“There’s not a shortage of parking,” Vanas continued. “We have tons of spots. We run five free shuttles every single First Friday. We have two open-top buses that carry 70 people at a time going back and forth to the Government Center, which is three miles away. You could walk that if you wanted to. There’s unused parking spaces every single First Friday. Just go to the (Clark County) Government Center, park and hop on a shuttle. It’s free parking; it’s free shuttle service. I don’t know of any downtown event that does that.
“There are two shuttles that run back and forth between Fremont East to the Get Back Alley location,” he continued. And there’s the Stewart parking garage on Las Vegas Boulevard and Stewart, with 600 spots. About 50 of them get used. And they’re just a half a block, two blocks away.”

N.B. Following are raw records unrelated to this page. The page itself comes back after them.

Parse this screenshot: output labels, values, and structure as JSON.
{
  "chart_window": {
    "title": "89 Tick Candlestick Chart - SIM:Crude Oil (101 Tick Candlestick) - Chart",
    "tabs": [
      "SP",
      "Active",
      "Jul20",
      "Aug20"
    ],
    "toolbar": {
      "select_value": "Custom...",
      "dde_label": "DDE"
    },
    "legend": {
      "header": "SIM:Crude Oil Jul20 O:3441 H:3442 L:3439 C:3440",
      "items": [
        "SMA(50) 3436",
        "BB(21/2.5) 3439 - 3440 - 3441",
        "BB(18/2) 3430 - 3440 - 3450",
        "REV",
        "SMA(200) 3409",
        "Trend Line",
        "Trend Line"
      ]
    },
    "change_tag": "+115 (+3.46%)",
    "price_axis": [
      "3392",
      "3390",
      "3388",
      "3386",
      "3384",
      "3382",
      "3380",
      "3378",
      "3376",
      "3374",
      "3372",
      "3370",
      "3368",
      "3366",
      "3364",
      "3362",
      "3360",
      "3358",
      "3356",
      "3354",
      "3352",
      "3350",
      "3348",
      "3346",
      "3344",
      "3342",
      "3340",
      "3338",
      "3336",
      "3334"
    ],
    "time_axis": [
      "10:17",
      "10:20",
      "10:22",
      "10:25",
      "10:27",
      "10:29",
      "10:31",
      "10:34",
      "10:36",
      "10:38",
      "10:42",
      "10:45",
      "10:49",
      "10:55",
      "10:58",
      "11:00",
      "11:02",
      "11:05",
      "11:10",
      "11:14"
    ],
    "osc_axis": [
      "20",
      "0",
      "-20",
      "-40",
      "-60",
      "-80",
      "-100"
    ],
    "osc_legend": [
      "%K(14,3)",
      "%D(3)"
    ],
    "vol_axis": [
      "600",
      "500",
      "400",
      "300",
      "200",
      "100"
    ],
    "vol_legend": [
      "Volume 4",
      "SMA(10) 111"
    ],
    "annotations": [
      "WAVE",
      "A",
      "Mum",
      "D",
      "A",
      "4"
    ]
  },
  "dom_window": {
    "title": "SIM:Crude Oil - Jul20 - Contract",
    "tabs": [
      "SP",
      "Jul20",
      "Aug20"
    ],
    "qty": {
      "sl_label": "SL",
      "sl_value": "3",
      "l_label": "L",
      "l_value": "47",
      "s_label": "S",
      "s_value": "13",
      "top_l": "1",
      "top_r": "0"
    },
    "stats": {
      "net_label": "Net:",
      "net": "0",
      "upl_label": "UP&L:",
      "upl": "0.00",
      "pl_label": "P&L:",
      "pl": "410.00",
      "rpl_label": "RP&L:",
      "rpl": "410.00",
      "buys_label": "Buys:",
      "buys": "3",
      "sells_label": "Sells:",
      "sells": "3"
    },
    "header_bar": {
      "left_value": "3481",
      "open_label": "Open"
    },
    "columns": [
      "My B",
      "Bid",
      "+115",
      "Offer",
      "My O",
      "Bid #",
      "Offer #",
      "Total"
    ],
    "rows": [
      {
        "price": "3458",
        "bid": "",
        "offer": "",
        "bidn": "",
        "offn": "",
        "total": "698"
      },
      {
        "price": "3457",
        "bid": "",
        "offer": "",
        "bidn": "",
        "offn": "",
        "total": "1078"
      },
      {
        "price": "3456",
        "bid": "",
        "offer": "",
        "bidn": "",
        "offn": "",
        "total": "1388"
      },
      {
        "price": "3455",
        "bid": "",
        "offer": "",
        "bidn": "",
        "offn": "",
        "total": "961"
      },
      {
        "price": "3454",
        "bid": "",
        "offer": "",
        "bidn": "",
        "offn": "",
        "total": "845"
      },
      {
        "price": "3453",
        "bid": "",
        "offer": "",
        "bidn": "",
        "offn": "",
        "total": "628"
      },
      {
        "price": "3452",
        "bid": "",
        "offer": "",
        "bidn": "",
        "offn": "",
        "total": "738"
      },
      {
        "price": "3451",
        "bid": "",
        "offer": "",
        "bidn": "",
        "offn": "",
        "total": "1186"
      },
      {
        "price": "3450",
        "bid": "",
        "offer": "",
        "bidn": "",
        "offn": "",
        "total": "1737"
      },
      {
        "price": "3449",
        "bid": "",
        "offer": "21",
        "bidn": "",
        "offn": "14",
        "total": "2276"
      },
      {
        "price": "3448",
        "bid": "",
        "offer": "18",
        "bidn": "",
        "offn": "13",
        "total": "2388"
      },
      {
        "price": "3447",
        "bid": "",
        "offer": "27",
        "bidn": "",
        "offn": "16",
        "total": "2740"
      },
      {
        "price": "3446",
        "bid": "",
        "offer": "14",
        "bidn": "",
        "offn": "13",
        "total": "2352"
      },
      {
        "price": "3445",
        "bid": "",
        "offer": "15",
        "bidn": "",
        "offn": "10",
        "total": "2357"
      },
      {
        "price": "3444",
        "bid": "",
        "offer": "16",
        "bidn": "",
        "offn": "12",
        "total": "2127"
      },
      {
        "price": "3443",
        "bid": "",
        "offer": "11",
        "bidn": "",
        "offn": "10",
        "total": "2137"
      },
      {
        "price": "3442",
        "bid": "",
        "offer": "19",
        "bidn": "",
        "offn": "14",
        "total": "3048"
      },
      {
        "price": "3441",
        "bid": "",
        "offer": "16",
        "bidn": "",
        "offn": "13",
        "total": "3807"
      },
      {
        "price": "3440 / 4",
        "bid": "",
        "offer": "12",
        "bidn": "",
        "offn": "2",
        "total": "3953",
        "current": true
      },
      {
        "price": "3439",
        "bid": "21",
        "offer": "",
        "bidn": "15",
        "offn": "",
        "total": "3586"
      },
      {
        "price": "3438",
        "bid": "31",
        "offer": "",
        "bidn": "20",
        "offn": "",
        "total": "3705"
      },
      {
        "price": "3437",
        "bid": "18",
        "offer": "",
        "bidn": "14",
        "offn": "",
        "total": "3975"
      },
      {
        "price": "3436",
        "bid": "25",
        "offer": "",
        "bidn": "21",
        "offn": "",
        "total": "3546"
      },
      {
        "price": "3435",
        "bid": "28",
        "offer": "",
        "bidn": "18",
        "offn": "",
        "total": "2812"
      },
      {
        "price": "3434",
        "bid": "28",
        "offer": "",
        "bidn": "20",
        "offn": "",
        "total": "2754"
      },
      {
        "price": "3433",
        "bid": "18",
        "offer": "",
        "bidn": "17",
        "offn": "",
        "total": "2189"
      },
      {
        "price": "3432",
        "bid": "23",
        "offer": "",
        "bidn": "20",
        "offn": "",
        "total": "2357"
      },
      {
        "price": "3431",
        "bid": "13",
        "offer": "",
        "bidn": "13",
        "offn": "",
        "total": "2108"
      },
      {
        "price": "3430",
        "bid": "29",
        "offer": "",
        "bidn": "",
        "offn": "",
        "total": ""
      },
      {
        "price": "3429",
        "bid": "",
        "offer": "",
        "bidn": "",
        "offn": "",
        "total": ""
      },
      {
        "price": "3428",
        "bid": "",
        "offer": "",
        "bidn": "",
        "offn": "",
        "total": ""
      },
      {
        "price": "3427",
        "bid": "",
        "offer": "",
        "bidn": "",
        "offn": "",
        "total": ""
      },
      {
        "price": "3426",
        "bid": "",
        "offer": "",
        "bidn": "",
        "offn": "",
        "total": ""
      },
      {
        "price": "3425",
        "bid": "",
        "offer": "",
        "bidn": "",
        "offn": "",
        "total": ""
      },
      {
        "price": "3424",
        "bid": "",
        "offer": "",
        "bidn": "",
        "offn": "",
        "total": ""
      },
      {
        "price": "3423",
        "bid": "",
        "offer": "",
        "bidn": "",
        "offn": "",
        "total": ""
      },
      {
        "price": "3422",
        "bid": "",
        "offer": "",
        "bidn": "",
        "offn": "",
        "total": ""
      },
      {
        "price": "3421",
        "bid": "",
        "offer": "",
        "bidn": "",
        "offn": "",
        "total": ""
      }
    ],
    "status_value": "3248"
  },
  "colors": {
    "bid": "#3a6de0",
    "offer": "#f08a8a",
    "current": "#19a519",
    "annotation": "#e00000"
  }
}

I bring this up for two reasons. One is that Vanas really does seem bothered by this “no parking” thing, and he’s a really nice guy and I want to do him the favor of getting the truth out there. The other reason is because something that I actually heard at the last First Friday.
My friend and I had just finished dinner on Fremont East, and we needed to get to Blackbird Studios at Commerce Street and Utah Avenue. She began to lament the parking situation —“Hope we can find a spot over there”— and I suggested the open-top tour bus shuttle, which was actually stopped not 20 feet away at the entrance to the Get Back Alley. It was empty.
My friend shook her head. “I’ve never gotten on a bus in this town, and I never will.”
Now, her reasons for not wanting to take a bus here are her own and I’m not about to criticize her for them, especially because she has a really nice car, and the piousness of my no-car quest notwithstanding, I’m not above accepting the occasional ride. But she’s far from alone. There are thousands upon thousands of Las Vegas who consider themselves true urbanites,
people who speak feeling of their desire to live in “a real city”—but they’ve never taken public transportation and they never will, because why would they? Why take a bus when you have a car?
That’s easy: because there’s not a parking spot open in front of the Blackbird, and the lot at the Artfice is full. It’s not a city-design problem; it’s yours, and those of your friends, every one of whom drove their own car. Just get on the bus and nobody gets hurt.
Most Las Vegans would rather drive a mile than walk a foot. And until now, they haven’t had to walk anywhere, or to consider a transportation option other than their car. First Friday confounds them: Where’s the valet? Why don’t they just hold this thing in a casino? And it’s a real shame, because First Friday could provide a valuable lesson in getting around Las Vegas car-free for those willing to accept it.
Just try it. Park at the Government Center and hop a free bus. Or, if you live on the west side, park at the Westcliff Transit Center at Westcliff Drive and Durango Drive and take the Westcliff Airport Express; the schedule is here. And don’t think of it as a capitulation or a surrender; think of it as part of the experience of living in a city, because it is.
You may feel a sense of disconnect the first time you try it. You’ll worry about the safety of your car, even though it has just as much chance of being robbed or vandalized with you only a half-block away. But then another feeling will take over: a kind of abandon. You don’t have to re-park that thing. You don’t have to battle traffic. And if you take the bus from home and a cab back, you don’t even have to watch your booze intake.
And it can all begin on a nice, clean tour bus. Shit, if all of RTC’s buses were as nice as the open-tops being used for First Friday, I’d be positively ecstatic at the idea of hopping one. You could try this for your own sake—or you could do it for Joey Vanas, who would like to see this matter closed.
“If you have a car, then you just need to check out the First Friday website. It has a giant button that says, ‘Parking.’ It’s the biggest thing on there,” he says.